1911 was a great year for Modernism, Expressionism, Symbolism, Rosicrucianism, anarcho- syndicalism and Individualism, vegetarian lebensreform, and Nietzschean cosmic consciousness, but it was also the last great Edwardian year, the twilight of British Empire and last decadent gilded moments of Manchu, Austro-Hungarian, German, Russian, French and Ottoman monarchy; last “old days” before the hideous 20th century really got going.
April 25th is “1T Day”: Occupy Student Debt
Ann Larson and Malav Kanuga
“We work and we borrow in order to work and to borrow. And the jobs we
work toward are the jobs we already have. Meanwhile, what we acquire isn’t education; it’s debt.”
— Communiqué from an Absent Future
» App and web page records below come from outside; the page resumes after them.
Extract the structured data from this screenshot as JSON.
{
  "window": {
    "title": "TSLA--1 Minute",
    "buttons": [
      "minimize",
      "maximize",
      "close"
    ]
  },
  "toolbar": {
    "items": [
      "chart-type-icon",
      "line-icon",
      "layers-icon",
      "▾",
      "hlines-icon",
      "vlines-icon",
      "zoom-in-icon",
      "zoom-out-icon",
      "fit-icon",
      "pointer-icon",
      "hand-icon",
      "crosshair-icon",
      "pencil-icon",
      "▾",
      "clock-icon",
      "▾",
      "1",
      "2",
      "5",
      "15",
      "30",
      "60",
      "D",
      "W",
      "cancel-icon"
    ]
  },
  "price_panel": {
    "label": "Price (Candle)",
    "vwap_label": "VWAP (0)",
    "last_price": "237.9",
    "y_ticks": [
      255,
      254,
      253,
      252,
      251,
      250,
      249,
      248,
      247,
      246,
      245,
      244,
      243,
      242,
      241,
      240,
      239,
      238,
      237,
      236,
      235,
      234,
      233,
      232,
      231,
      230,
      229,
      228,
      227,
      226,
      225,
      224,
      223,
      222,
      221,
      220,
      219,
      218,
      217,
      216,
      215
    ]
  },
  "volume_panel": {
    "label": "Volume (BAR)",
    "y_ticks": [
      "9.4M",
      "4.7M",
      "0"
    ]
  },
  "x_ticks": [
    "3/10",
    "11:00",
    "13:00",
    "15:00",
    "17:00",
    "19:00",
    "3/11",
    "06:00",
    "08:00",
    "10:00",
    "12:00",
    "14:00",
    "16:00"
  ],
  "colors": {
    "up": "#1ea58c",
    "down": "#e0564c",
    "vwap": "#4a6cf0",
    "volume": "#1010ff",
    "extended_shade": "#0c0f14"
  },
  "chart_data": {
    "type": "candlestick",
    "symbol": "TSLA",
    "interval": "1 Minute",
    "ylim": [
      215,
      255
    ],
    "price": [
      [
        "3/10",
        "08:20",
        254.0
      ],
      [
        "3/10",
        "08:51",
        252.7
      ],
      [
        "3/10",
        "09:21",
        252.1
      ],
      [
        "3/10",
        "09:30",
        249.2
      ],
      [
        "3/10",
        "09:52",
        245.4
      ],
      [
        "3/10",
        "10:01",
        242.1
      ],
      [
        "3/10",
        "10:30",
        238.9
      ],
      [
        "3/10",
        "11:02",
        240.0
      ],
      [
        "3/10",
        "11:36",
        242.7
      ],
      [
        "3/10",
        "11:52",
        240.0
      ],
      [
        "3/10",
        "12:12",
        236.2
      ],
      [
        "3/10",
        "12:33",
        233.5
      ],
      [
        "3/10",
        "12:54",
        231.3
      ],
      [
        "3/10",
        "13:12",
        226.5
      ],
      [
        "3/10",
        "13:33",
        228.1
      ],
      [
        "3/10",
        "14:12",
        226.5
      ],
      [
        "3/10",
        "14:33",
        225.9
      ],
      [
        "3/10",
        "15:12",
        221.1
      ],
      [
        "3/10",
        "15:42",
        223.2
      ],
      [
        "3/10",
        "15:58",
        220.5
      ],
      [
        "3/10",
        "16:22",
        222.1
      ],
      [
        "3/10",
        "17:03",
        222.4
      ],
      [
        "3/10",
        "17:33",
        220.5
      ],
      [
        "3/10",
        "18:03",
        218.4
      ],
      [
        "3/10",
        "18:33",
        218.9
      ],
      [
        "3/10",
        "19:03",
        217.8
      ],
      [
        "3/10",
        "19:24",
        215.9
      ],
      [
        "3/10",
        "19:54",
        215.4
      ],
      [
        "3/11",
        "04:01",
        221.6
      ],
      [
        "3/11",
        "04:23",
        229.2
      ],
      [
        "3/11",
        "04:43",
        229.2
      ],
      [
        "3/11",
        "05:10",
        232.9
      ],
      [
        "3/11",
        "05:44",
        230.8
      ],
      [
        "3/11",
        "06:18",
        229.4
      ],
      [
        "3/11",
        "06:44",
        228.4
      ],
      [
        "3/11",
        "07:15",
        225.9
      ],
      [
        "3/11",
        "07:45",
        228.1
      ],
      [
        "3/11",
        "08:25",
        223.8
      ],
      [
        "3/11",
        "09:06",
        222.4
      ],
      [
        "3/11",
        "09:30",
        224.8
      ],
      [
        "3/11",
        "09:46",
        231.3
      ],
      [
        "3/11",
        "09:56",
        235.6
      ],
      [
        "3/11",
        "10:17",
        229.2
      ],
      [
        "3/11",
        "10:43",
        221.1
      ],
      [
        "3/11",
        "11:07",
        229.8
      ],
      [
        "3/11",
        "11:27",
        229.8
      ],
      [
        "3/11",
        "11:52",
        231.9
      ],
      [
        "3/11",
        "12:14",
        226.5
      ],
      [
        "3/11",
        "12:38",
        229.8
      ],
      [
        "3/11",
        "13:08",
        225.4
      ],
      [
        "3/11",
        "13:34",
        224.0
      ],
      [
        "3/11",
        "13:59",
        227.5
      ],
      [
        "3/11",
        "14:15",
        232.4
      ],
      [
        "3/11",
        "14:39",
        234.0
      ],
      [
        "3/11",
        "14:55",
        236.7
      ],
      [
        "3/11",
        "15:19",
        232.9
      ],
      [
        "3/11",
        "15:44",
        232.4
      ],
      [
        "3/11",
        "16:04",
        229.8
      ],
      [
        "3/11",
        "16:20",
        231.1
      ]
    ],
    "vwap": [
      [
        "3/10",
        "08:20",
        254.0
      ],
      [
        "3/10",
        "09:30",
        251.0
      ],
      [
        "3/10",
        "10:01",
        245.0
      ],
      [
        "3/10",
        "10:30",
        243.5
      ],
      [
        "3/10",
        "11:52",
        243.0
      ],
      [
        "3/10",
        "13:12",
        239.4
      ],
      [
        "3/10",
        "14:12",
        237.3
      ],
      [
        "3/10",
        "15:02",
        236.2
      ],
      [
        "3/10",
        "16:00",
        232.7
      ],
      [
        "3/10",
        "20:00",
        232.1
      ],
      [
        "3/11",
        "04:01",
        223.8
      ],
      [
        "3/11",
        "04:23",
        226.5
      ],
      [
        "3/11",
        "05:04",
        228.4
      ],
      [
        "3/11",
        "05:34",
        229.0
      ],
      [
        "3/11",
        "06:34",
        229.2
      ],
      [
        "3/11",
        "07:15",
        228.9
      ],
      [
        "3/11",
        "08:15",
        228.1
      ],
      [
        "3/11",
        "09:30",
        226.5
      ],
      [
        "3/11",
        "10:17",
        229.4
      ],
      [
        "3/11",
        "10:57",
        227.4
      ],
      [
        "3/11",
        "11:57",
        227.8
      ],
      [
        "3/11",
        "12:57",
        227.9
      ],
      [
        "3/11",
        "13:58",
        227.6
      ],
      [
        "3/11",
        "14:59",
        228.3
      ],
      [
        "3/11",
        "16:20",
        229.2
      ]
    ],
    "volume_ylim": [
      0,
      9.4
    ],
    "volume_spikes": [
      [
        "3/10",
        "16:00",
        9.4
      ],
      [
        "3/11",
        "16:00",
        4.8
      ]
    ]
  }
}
(from the UCSC occupation barricades September 2009)
In the United States, two-thirds of college graduates leave school with student loan debt, an average of $25,000 each. Debt rates have increased 500 percent since 1999, and there are more and more of us across the country facing six-figure loans who will make monthly payments for the rest of our lives. Those of us who are low-income and working-class students often incur debts for degrees we will never complete because it is especially difficult balancing school and employment in this precarious economy. Student debt will burden us and our families for years to come. It will be the breath down our neck at every life choice and the clock that disciplines our present and future labor time. Debt is profoundly alienating and individuating. It separates us from each other and the commonwealth of our education gained from generations of social movements.
Riseup Server Seized By US Federal Authorities
FBI seizes server providing anonymous remailer and many other services from colocation facility.
Attack on Anonymous Speech¶
On Wednesday, April 18, at approximately 16:00 Eastern Time, U.S. Federal authorities removed a server from a colocation facility shared by Riseup Networks and May First/People Link in New York City. The seized server was operated by the European Counter Network (“ECN”), the oldest independent internet service provider in Europe, who, among many other things, provided an anonymous remailer service, Mixmaster, that was the target of an FBI investigation into the bomb threats against the University of Pittsburgh.
“The company running the facility has confirmed that the server was removed in conjunction with a search warrant issued by the FBI,” said May First/People Link director Jamie McClelland. “The server seizure is not only an attack against us, but an attack against all users of the Internet who depend on anonymous communication.”
The italian operaismo of the 1960s starts with the birth of Quaderni rossi and stops with the death of Classe operaia. End of story. Thus goes the argument. Or alternatively—si le grain ne meurt—operaismo is reproduced in other ways, reincarnated, transformed, corrupted and . . . lost. This text originally sprang from the urge to clarify the intellectual distinction between operaismo—‘workerism’ the inadequate but unavoidable English translation—and post-operaismo, or the autonomia movements of the late 70s and after. Then the sweet pleasures of remembrance did the rest. Whether this ‘rest’ is in good taste or of any use today will be for its readers to judge. This is my truth, based on what I believed back then and which I only see more clearly today. I don’t want to provide a canonical interpretation of that project; but this is one of the possible readings, one-sided enough to support the good old idea of partisan research, that indigestible theoretical practice of ‘point of view’ that formed us.
An Evening on Communisation: Presentations and Release of Sic Volume 1: International Journal for Communisation
Friday April 20th – 7pm
16 Beaver Street 4th Floor New York, NY 10004
We invite you to join us for an evening of presentations and discussion on the theme of communisation with the release of Sic: International Journal for Communisation.